The plant kingdom is a treasure trove of solutions to human problems.
It is an unwise action of humanity to carry out actions that result in the extinction of plants. There may come a time when a virus sweeps through humanity killing all in its path, and there may be a plant that existed in the Amazon that we caused to go extinct that contained a cure for that virus.
People are largely ignorant about how useful plants are to the many problems that humanity faces. I will concentrate on one plant as an example, called catnip.
Catnip is better known for its interesting effects on cats. 75% of domestic cats and all large cats apart from lions and tigers are attracted to catnip. This harmless plant gives cats great pleasure: they like to smell catnip, taste catnip, rub catnip all over themselves; they start purring and become quite playful under its influence; though in too large doses they can become aggressive.

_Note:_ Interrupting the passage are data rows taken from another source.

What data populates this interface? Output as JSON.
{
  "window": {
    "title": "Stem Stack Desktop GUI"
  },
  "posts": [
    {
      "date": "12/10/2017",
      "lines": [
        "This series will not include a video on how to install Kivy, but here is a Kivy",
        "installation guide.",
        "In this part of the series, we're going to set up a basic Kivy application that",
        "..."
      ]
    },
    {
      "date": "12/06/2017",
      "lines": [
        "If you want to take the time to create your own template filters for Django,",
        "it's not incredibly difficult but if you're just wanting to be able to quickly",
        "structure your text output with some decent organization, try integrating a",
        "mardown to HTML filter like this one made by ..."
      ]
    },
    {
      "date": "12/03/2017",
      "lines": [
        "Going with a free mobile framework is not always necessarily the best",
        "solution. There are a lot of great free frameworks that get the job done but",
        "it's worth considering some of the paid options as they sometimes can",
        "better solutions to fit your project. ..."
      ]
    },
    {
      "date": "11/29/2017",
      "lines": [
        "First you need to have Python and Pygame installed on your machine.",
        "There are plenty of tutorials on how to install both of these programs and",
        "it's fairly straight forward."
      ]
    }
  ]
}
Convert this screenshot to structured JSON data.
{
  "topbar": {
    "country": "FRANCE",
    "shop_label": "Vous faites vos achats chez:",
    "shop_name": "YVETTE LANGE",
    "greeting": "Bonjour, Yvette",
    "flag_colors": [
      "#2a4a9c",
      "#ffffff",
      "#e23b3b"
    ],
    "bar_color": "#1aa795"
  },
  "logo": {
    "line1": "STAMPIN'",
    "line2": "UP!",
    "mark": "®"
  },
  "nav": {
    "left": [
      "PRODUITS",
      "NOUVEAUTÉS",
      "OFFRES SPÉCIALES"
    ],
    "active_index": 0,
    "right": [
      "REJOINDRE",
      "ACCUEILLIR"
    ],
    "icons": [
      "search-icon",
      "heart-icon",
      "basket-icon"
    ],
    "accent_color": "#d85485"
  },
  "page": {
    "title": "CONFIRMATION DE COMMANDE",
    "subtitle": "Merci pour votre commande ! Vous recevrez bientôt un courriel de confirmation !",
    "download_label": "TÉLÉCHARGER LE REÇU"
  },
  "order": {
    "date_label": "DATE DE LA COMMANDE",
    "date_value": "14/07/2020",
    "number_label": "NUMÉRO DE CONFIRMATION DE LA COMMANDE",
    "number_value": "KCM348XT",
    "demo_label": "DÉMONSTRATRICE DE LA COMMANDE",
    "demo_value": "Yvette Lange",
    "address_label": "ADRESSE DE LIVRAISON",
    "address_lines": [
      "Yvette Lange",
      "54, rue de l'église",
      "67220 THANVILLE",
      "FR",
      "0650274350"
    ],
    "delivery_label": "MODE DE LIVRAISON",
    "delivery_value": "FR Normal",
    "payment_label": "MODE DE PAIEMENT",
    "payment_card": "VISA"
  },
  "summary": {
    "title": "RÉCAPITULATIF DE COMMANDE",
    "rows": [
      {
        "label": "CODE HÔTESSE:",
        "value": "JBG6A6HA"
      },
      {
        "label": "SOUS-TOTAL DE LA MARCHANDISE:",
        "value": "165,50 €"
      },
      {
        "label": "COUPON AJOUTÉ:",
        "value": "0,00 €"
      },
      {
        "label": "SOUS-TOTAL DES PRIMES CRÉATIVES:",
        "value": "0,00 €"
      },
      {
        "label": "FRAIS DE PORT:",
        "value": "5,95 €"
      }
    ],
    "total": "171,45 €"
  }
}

For the cat owner catnip has practical uses. To stop a cat using the furniture as a scratching post, a scratch post given a dose of catnip will encourage the cat to use that scratch post rather than the furniture. Cat toys that have catnip will result in a higher level of playtime for the cat.
Catnip contains an ingredient called nepetalactone, which is what is attractive to the cats; this ingredient is an effective repellent of cockroaches and mosquitoes. Rather than use toxic chemicals against a cockroach infestation, catnip is a natural and effective countermeasure against them. Catnip also provides a nontoxic and cheap repellent against mosquitoes when used on clothes and skin, an alternative to somewhat toxic market mosquito repellents. There will of course be some people who are allergic to catnip, but for most it is an ideal environmentally friendly solution.
Catnip is also antibacterial, a mild sedative, and can relieve muscle cramps, fever and headaches.
Catnip interests me in finding a solution against the number two enemy of bee’s, the varroa mite. Plants create chemicals to counteract insects that attack them, and it may be catnip can have an impact on varroa as it does on other insects. Bees, who catnip depends on for pollination, are not impacted by the chemical defences of catnip, and seem attracted to the plant. It could be that catnip and plants like it may end the varroa menace to bees.